Unfortunately, most of the Lambrusco that is exported is sweet, characterless and mass-produced (kind of like my old college standby Boone’s Farm Strawberry Hill – yes, dear reader, my introductory “wine” was Boone’s, please don’t judge me).  Classic Lambrusco wines are dry (or very slightly off-dry) with refreshing acidity, fizziness and flavors of bright red berries and spice.   To find this style of Lambrusco, your best bet is to look for DOC or DOP on the label – indicating that the wine was made according to stricter production standards and that the grapes come from a specific geographical area.  Other terms to look for include:

  • Secco, Amabile or Dolce – these mean dry, medium-sweet and sweet
  • Frizzante – lightly sparkling
  • Spumante – fully sparkling

LambruscoHubs and I sampled a few different styles of Lambrusco, ranging from a rather flat and nondescript juicy red wine, to a delicately effervescent wine with black cherries and spice, to an incredibly aromatic sparkler full of dried black fruits.  My favorite by far was the 3rd (the Medici Ermete) and it was incredibly delicious with our barbequed burgers!

So, let’s see . . . that’s 5 native Italian grapes down, only around 345 left to go! 😉

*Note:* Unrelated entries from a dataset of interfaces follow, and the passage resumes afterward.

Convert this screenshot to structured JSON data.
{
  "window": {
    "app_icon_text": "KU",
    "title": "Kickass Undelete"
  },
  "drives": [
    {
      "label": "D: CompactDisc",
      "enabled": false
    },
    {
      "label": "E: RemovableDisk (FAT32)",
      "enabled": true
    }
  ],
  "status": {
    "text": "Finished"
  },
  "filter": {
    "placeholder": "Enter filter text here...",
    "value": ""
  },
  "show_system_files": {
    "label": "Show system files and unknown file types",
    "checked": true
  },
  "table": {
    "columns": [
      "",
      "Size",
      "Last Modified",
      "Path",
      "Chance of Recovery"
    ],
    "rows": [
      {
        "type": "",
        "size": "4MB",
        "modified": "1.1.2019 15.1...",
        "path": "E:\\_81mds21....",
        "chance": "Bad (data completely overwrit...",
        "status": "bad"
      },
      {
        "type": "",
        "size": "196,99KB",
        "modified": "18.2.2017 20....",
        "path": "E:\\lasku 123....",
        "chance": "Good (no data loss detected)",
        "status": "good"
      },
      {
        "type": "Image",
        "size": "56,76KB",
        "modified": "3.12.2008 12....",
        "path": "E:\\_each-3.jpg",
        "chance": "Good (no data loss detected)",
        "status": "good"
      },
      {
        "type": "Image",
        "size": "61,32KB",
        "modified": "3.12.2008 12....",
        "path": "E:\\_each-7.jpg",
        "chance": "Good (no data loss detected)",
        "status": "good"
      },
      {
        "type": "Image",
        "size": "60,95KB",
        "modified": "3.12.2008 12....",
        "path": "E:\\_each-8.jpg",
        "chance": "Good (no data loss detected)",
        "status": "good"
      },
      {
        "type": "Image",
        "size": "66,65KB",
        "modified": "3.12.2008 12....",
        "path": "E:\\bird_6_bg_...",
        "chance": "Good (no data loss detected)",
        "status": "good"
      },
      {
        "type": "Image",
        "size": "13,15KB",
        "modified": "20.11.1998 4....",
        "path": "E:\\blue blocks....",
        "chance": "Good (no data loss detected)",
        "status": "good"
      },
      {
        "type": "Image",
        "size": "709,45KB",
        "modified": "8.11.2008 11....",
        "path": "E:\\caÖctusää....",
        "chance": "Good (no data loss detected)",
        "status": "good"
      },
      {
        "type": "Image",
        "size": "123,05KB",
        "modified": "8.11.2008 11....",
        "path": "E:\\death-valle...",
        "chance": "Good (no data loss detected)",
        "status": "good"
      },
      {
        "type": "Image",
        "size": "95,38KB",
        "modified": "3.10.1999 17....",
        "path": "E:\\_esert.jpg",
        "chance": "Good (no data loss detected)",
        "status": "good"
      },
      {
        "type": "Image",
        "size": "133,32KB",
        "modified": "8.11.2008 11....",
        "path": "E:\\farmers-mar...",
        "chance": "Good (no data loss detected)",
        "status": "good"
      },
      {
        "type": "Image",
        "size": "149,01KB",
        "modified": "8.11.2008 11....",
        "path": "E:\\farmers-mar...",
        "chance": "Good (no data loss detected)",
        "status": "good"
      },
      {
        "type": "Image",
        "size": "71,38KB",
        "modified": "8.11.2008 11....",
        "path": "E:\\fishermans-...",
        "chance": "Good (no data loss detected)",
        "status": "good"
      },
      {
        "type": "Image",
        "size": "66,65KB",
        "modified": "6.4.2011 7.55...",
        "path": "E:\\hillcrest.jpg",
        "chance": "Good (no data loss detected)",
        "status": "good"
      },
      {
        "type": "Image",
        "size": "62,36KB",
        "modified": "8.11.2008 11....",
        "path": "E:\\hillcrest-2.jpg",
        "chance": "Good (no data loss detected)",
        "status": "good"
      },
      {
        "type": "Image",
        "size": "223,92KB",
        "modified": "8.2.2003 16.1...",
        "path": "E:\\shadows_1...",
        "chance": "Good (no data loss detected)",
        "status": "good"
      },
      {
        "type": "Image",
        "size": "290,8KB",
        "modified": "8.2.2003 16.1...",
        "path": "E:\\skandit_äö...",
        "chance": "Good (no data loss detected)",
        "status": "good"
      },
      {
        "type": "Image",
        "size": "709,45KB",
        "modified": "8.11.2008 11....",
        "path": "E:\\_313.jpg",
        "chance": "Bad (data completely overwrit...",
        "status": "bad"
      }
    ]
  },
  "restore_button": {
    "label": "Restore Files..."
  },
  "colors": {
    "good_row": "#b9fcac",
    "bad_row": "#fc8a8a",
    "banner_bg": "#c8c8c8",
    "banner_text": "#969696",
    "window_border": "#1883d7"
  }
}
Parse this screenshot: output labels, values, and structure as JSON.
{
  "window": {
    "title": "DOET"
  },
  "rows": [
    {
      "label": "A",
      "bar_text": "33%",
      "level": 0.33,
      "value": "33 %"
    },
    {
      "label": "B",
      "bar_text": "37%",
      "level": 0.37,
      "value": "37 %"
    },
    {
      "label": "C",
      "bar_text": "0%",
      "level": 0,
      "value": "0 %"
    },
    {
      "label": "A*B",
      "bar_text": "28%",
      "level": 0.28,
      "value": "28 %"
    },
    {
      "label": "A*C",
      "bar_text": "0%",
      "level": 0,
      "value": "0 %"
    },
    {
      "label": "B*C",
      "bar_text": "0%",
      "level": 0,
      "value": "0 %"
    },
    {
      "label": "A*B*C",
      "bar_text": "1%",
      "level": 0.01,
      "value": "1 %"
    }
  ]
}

Oh – and I purchased the majority of these wines at Hi-Time Wine Cellars in Costa Mesa, CA (which I will be frequenting frequently because it’s the most awesome wine store EVER!!)  But if you’re having problems finding any of these, Hi-Time ships!